Connor and I went to the back yard and the rest of the family worked in the front. Each child was armed with a hand shovel, gardening gloves and a bucket to dispose the old soil.
It was amazing to see the pride in workmanship and teamwork. For hours the kids worked together and there was an eerie absence of bickering and antagonizing, as they remained focused on the task.
Connor asked to plant his tomatoes all by himself. I watched as Connor copiously dug his hole so deep he was able to inspect the clay deep in the Earth. He was fascinated by the color and texture change, as well as his perseverance in doing something on his own with little direction.
He planted the first plant and then ran inside to reach for his ruler. The plant instructions, which he proudly read to himself, recommended 12 inches in between plants. He set about digging his second hole with as much interest as the first and soon thereafter, his three 5-inch tomato plants were nicely nestled in the ground.
With a little help from Daddy, the hydrangeas, which each held a diameter of about 15 inches, were affixed to the dirt stretch in the front. With more than 20 blooms, the hydrangea plants brought life to a dusty, sullen area, and the mental picture I have of the little ones attempting to dig two-foot holes is priceless.
Experts say that teaching a child to respect nature by either growing a garden, taking a hike or observing a honeybee can promote positive lifelong traits such as respect, compassion, curiosity and independence. It provides kids with confidence, gratification and a sweet sense of accomplishment.
With each passing day, Connor goes out to measure his tomato plants, counts the yellow flowers that form and waters them consistently. Ashley admires the splash of pink in front of our house, and is learning that the word “hydrate” is a root of the plant’s name hydrangea. She is learning to care for her pink puffs and waters them each day, taking note that if they droop they’re thirsty.

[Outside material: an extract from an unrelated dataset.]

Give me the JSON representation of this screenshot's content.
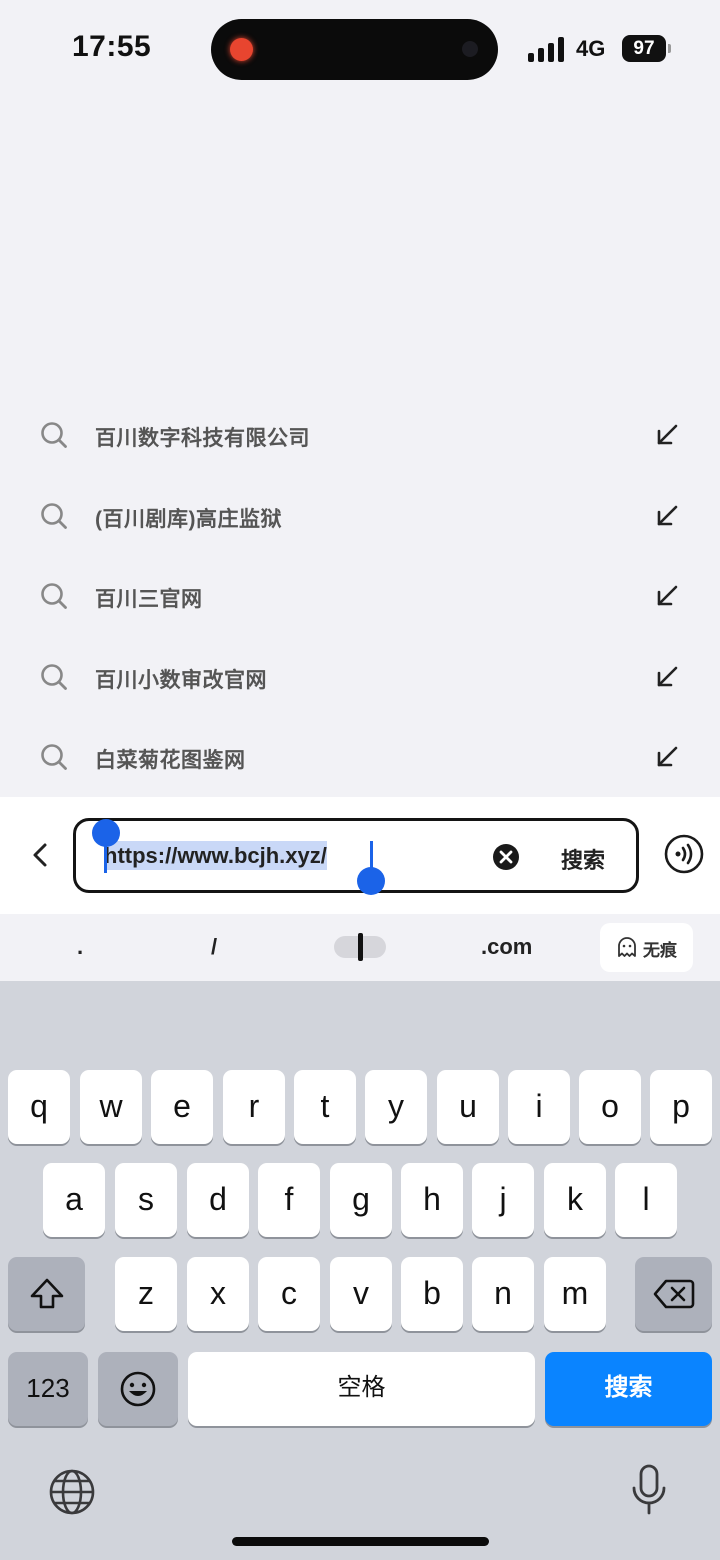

Carson has inadvertently learned a few things as well. He has learned that Mommy gets mad when there are muddy footprints on the hardwood floors and that our tomato plants do not thrive off of Capri Sun juice boxes. But the greatest value he has learned is not to stab at grubs with plastic forks—they bite! Guess you can add the value of consequence to the long list of lessons learned through gardening.
A few good green reads:
Raising Baby Green: The Earth-Friendly Guide to Pregnancy, Childbirth and Baby Care, by Dr. Alan Greene
Let’s Celebrate Earth Day, by Peter Roop
50 Simple Things Kids Can Do To Save the Earth, by The Earthworks Group
Fun With Recycling: 50 Great Things That Kids Can Make From Junk, by Marion Elliot
Earth Book for Kids: Activities That Help Heal the Environment, by Linda Schwartz
Recycle: A Handbook for Kids, by Gail Gibbons
Where Does the Garbage Go? By Paul Showers
Ecoart, By Laurie Carlson
Children of the Earth . . . Remember, by Schim Schimmel